Submitted by Sammy Smith (email@example.com)
Social scientists focus their research on society, or social behavior. Mostly they study human social behavior, but sometimes they look to other species to understand human beings. Anthropology and archaeology are social sciences.
Anthropology is the study of humans, of humanity. Anthropologists consider such questions as what makes humans humans, and how do we account for the tremendous variations in human-ness.
In the Americas, archaeology is considered a subfield of anthropology, along with socio-cultural anthropology, linguistic anthropology, and physical or biological anthropology. Obviously, the subfields overlap. For example, archaeologists typically study research in socio-cultural anthropology and linguistics, which helps them understand how living people communicate. Physical or biological anthropologists look at fossils and bones, even chemically and microscopically, to consider genetics, adaptation, and health/disease issues.
Another field of social science is political science. Political scientists examine political behavior. Without doubt, anthropologists also examine political behavior, since it is part of human behavior. The two fields do overlap. Still, many would argue that the holistic point of view that anthropologists take provides more insights in the long run. The holistic perspective assumes that a whole, like society, is very complex, and that the parts do not exist independently of the whole, or if they were severed from the whole they would change. The whole, in holism, is not merely the sum of its parts.
Let’s look at an example.
Anthropologist Thomas Barfield began his research in Afghanistan in the 1970s when he lived with nomads wandering the northern part of the country. After twenty-five years, he revisited the group, finding they had prospered. In his 2010 book, Afghanistan: A Cultural and Political History (Princeton University Press; introduction available as a PDF), Barfield brings his holistic anthropological perspective to analyzing that country. He considers what he learned from people he met and what he learned from history as he examines modern Afghanistan. From both perspectives, it is clear that “the outstanding social feature of life in Afghanistan is its local tribal or ethnic divisions” (page 18). Barfield notes:
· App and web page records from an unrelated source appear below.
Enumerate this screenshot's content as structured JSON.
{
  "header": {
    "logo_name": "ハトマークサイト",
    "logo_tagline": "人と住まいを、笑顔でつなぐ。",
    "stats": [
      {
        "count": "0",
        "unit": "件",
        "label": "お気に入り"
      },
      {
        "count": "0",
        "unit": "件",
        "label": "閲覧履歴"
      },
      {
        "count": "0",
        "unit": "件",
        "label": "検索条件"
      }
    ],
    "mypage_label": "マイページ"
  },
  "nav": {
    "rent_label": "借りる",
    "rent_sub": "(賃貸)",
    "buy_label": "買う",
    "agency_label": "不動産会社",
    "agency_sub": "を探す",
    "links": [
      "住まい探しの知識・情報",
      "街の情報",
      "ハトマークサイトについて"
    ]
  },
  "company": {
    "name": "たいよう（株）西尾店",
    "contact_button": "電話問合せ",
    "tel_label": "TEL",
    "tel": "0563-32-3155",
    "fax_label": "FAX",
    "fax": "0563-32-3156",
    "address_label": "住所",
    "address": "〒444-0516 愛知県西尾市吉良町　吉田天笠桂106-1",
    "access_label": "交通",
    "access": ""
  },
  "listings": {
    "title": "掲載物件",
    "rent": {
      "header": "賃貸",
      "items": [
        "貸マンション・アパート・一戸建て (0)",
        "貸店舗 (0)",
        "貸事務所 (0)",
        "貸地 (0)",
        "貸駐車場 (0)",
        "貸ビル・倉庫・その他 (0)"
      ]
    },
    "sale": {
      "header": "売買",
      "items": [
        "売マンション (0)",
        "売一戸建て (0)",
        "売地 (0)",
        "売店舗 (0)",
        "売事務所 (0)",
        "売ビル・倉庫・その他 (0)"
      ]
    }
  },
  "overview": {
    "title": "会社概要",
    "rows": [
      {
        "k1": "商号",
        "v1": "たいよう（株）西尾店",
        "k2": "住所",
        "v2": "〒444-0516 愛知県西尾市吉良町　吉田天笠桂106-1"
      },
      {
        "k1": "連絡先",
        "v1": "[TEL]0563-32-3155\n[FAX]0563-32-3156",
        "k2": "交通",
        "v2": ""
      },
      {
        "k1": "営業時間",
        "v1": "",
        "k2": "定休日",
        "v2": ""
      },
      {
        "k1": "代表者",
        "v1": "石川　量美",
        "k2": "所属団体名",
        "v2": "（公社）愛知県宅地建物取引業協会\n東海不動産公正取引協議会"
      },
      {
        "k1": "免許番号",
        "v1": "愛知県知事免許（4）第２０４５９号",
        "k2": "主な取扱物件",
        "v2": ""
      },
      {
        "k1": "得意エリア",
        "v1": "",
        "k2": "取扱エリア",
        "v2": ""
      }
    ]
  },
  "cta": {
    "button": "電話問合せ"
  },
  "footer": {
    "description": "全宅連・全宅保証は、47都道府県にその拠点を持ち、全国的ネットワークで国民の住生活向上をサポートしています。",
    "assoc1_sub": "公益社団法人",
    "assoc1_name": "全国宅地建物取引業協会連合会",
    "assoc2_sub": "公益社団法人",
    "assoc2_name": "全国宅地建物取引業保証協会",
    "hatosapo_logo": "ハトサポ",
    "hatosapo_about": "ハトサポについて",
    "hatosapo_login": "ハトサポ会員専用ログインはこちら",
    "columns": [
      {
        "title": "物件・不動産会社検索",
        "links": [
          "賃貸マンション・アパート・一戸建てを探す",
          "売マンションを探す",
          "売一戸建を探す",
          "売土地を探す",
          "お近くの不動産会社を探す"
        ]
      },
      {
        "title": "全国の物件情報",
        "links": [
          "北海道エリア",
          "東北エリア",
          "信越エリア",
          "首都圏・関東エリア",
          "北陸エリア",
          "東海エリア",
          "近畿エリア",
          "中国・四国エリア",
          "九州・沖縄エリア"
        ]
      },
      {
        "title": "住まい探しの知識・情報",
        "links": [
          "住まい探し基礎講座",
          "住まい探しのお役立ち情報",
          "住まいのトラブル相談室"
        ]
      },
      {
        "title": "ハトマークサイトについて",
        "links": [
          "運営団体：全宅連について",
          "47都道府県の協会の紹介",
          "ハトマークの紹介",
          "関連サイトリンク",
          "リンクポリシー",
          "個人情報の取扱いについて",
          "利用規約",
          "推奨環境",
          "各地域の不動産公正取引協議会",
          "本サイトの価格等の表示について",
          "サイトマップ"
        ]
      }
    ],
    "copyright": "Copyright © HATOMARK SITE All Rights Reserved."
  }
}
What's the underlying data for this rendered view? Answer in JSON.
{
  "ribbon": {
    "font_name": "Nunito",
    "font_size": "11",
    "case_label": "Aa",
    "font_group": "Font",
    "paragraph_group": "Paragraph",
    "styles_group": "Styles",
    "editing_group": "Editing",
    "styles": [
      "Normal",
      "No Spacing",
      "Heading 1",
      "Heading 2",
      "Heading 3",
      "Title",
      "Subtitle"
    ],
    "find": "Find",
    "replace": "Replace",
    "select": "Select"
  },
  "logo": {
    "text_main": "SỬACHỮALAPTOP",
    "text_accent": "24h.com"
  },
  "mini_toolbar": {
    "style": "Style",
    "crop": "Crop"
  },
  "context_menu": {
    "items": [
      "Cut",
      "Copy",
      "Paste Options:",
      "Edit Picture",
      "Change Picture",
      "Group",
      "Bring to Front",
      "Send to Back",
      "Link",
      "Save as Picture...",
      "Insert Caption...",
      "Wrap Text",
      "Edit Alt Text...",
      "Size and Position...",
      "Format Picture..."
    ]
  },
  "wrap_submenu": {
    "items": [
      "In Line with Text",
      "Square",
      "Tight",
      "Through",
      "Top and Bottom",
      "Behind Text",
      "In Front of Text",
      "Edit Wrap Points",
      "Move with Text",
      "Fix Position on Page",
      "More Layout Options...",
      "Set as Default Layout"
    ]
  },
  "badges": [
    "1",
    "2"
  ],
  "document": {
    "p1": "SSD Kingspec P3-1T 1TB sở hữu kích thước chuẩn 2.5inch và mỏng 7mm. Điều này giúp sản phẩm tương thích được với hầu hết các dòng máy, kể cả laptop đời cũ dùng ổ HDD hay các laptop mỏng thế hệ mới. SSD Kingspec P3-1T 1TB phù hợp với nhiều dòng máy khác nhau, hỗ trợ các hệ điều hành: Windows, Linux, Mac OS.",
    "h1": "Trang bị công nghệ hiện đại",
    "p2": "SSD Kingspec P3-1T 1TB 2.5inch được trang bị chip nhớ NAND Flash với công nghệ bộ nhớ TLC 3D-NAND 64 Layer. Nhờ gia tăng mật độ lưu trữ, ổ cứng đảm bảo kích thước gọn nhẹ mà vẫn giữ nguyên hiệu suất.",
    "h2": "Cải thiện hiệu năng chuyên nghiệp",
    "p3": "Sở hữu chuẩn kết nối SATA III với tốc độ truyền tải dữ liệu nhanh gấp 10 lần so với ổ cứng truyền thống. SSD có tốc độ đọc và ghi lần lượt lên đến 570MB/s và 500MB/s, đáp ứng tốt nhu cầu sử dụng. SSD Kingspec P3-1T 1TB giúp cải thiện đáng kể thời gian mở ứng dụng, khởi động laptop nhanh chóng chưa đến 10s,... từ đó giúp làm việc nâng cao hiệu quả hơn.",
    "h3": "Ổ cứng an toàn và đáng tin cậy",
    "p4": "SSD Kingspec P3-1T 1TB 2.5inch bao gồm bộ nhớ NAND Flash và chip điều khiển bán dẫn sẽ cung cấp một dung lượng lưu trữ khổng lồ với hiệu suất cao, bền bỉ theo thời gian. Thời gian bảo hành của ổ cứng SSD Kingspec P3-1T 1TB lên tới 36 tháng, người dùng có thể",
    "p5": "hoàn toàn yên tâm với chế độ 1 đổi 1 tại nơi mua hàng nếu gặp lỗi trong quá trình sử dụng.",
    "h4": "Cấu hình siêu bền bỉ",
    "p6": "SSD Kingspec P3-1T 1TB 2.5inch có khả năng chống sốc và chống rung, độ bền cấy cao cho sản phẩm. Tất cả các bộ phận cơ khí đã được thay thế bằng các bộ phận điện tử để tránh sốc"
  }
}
Political scientists often give primacy to individuals, political parties, and ideologies in their studies. Those that employ models of “rational choice” assume that individuals always try to maximize their interests or minimize their pain when it comes to making decisions. When people are presented with the same alternatives, they will respond in the same way whether you are in Kansas or the Qandahar. Anthropologists are less keen on this approach and its assumptions, not because they are familiar with societies in which group interest regularly trumps individual interest. That is, individuals support decisions made by their group even when such support has negative consequences for themselves. Anthropologists also believe that cost-benefit calculations are shaped by cultural predispositions about what is considered important. [page 17]
This distinction between group and individual interest priorities is a huge cultural difference between tribal peoples/Afghanistan and modern Americans/the USA. As you consider peoples known only archaeologically, what evidence do you think gives evidence of whether group or individual interests were prioritized?
The final sentence of the above paragraph is:
In an aristocratic society where honor is the highest ideal, the willingness to die to preserve it strikes observers as noble; in a commercial society where money takes precedence, such behavior is considered lunacy.
What archaeological evidence would lead an archaeologist to conclude that a society prioritized honor—or prioritized money?